The diagnosis of PCP begins with a thorough physical examination and blood tests. Although imaging studies are helpful in identifying abnormal areas in the lungs, the diagnosis of PCP must be confirmed by microscopic identification of the organism in the lung. Samples may be taken from the patient's sputum, or may be obtained via bronchoscopy or lung biopsy. Because of the severity of the disease, many physicians will proceed to treat patients with symptoms of pneumocystis pneumonia if they belong to a high-risk group, without the formality of an actual diagnosis. The severity of PCP can be measured by x-ray studies and by determining the amount of oxygen and carbon dioxide present in the patient's blood.
Treatment for PCP involves the use of antibiotics. These include trimethoprim-sulfamethoxazole (TMP-SMX, Bactrim, Septra) and pentamidine isoethionate (Nebupent, Pentam 300). Both of these anti-microbial drugs are equally effective. AIDS patients are typically treated for 21 days, whereas non-AIDS patients are treated for 14 days. TMP-SMX may be highly toxic in AIDS patients, causing severe side effects that include fever, rash, decreased numbers of white blood cells and platelets, and hepatitis. Pentamidine also causes side effects in immunocompromised patients. These side effects include decreased blood pressure, irregular heart beats, the accumulation of nitrogenous waste products in the blood (azotemia), and electrolyte imbalances. Pentamidine can be given in aerosol form to minimize side effects. Alternative drugs can be used for patients experiencing these side effects.
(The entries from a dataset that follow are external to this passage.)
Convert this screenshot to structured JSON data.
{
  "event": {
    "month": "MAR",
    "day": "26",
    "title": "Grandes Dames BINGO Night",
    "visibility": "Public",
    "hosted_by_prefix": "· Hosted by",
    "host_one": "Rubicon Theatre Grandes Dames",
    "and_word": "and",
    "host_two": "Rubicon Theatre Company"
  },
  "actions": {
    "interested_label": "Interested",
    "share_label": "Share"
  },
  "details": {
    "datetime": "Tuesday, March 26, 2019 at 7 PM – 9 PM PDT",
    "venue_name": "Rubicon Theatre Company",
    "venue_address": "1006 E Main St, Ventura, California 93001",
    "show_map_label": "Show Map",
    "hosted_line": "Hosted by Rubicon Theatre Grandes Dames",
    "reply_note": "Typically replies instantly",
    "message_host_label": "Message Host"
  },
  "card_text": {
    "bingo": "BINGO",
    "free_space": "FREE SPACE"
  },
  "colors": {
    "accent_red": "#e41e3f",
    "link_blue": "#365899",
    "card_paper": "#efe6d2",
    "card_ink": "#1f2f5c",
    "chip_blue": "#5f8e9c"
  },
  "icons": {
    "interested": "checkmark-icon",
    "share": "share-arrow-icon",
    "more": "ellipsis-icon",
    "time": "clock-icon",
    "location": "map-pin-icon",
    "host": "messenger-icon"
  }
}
P. carinii appears to be developing resistance to TMP-SMX. In addition, some patients are allergic to the standard antibiotics given for PCP. As a result, other antibiotics for the treatment of PCP are continually under investigation. Some drugs proven to be effective against P. carinii include dapsone (DDS) with trimethoprim (Trimpex), clindamycin (Cleocin) with primaquine, as well as atovaquone (Mepron). Paradoxically, corticosteroids have been found to improve the ability of TMP-SMX or pentamidine to treat PCP. As a treatment of last resort, trimetrexate with leucovorin (Wellcovorin) can also be used.
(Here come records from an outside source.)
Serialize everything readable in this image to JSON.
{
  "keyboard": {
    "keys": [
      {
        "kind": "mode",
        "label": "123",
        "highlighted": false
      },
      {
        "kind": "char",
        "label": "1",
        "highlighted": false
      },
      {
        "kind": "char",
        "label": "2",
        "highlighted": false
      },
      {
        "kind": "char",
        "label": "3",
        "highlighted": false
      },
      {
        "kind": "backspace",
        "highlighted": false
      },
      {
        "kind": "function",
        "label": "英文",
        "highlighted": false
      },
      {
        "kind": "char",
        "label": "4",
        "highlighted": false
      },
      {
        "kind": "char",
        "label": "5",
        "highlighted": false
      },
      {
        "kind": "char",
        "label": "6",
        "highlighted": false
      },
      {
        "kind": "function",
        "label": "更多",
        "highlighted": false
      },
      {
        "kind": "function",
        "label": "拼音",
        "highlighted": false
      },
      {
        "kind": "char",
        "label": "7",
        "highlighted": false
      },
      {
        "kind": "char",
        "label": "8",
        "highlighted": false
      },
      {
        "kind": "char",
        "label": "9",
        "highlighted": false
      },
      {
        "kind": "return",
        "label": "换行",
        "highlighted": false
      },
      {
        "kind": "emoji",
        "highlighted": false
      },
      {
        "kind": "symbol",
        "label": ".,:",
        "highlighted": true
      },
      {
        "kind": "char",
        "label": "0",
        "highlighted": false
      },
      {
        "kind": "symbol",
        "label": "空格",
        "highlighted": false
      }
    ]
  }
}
If left untreated, PCP will cause breathing difficulties that will eventually cause death. The prognosis for this disease depends on the amount of damage to the patient's lungs prior to treatment. Prognosis is usually better at a facility that specializes in caring for AIDS patients. Antibiotic treatment of PCP is about 80% effective.
For patients at serious risk for PCP infection, low doses of TMP-SMX, given daily or three times a week, are effective in preventing PCP. The drug is, however, highly toxic. Researchers are currently evaluating the effectiveness and toxicity of aerosol pentamidine and dapsone in preventing PCP.
Patients who have previously had PCP often experience a recurrence. Healthy lifestyle choices, including exercising, eating well, and giving up smoking may keep the disease at bay.
Alveoli— Small, hollow air sacs found in the lungs at the end of the smaller airways (bronchioles). Air exchange occurs in the alveoli.
Azotemia— The presence of excess nitrogenous wastes in the blood.
Biopsy— A procedure in which a piece of tissue is obtained for microscopic study.
Bronchoscopy— A procedure that uses a fiber-optic scope to view the airways in the lung.
Fungus— A member of a group of simple organisms related to yeasts and molds.
Pentamidine isoethionate— An antibiotic used to treat and prevent PCP.
Pneumocystosis— Another name for active PCP infection.
Protozoan— A microorganism belonging to the Protista, which includes the simplest one-celled organisms.
Sputum— A substance obtained from the lungs and bronchial tubes by clearing the throat or coughing. Sputum can be tested for evidence of PCP infection.
Trimethoprim-sulfamethoxazole (TMP-SMX)— An antibiotic used to treat and prevent PCP.